*PROBLEM*: Scan the lines below and report each one containing "icon" by copying it.

(Dataset rows describing interfaces)
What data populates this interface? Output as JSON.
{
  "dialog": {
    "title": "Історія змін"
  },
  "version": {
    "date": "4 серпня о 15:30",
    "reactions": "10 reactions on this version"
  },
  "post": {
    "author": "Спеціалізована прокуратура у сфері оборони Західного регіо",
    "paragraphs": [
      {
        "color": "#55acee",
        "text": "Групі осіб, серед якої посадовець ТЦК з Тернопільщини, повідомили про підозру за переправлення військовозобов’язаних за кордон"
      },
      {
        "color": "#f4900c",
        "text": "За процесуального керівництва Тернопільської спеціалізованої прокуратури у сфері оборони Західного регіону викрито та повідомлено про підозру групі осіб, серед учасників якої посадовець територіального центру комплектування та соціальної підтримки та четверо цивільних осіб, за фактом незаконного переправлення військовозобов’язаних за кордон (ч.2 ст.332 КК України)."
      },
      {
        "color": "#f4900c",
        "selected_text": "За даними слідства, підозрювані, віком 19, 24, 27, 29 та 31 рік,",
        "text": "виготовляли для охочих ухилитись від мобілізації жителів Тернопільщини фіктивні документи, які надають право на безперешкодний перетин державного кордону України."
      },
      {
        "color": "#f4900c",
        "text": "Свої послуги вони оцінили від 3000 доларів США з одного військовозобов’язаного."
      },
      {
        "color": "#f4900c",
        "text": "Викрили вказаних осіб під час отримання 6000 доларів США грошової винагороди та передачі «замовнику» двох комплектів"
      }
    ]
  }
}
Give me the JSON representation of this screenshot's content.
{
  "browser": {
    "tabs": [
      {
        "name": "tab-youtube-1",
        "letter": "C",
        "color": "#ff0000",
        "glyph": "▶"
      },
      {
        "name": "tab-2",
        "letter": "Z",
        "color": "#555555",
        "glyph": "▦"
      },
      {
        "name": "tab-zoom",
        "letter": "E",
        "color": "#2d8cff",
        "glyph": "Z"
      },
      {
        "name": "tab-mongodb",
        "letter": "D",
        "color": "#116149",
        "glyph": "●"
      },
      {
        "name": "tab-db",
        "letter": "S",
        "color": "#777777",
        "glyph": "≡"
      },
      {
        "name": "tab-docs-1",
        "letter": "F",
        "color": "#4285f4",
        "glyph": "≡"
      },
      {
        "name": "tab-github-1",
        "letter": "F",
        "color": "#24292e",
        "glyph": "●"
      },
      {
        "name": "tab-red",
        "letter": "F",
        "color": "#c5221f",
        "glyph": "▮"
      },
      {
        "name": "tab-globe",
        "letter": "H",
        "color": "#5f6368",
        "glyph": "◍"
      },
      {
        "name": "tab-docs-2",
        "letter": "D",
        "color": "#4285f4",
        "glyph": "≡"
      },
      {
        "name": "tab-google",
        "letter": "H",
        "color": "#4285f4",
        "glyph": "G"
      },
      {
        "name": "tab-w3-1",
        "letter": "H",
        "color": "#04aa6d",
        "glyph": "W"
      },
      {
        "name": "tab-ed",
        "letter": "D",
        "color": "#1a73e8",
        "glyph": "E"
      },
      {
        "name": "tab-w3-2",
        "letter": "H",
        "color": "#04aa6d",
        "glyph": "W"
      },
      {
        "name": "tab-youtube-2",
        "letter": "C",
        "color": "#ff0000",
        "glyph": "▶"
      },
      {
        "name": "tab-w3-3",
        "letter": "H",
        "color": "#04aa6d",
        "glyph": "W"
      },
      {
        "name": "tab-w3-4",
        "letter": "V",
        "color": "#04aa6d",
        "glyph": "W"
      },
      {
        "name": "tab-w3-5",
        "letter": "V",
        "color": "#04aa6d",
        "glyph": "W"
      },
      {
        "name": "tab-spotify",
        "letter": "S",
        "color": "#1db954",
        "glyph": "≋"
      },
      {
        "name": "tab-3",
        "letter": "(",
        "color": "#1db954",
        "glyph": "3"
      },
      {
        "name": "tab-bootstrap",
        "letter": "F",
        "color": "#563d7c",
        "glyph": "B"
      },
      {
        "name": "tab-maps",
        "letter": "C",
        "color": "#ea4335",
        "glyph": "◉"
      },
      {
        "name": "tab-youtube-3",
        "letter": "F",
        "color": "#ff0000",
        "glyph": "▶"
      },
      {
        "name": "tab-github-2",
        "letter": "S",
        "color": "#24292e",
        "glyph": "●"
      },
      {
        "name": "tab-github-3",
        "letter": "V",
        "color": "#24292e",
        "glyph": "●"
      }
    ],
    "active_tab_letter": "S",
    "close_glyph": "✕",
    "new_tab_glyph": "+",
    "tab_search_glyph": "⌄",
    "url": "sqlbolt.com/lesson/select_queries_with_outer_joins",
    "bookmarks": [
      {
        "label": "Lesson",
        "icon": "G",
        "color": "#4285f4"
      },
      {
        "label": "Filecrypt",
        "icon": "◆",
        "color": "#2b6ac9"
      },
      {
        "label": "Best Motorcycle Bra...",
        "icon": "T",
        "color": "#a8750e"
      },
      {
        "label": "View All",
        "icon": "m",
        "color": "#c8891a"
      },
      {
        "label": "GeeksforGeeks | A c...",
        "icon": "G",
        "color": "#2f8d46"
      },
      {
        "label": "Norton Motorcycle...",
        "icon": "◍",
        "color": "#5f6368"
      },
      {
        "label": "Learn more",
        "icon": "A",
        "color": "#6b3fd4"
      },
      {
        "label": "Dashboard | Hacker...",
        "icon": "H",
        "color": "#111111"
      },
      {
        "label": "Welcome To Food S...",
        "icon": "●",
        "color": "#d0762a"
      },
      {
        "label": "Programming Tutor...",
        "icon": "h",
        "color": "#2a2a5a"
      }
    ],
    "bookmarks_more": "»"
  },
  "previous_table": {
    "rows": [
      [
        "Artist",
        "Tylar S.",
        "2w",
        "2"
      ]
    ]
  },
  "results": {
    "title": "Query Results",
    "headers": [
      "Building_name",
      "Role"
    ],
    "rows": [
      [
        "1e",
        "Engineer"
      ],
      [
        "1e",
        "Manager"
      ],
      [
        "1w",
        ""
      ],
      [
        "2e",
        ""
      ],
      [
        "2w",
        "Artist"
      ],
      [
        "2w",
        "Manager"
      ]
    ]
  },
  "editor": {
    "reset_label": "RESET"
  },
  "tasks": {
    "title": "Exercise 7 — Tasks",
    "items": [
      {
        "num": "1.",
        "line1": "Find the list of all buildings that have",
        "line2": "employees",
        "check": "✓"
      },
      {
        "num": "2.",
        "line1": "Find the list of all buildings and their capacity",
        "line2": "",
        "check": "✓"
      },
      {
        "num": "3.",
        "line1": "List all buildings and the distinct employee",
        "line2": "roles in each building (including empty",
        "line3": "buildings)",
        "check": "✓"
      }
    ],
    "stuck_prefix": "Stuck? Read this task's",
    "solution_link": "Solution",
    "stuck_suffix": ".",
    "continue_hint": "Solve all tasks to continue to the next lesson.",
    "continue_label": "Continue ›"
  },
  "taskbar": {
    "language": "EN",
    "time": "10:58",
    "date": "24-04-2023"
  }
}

*REPLY TO THE TASK*:
        "icon": "G",
        "icon": "◆",
        "icon": "T",
        "icon": "m",
        "icon": "G",
        "icon": "◍",
        "icon": "A",
        "icon": "H",
        "icon": "●",
        "icon": "h",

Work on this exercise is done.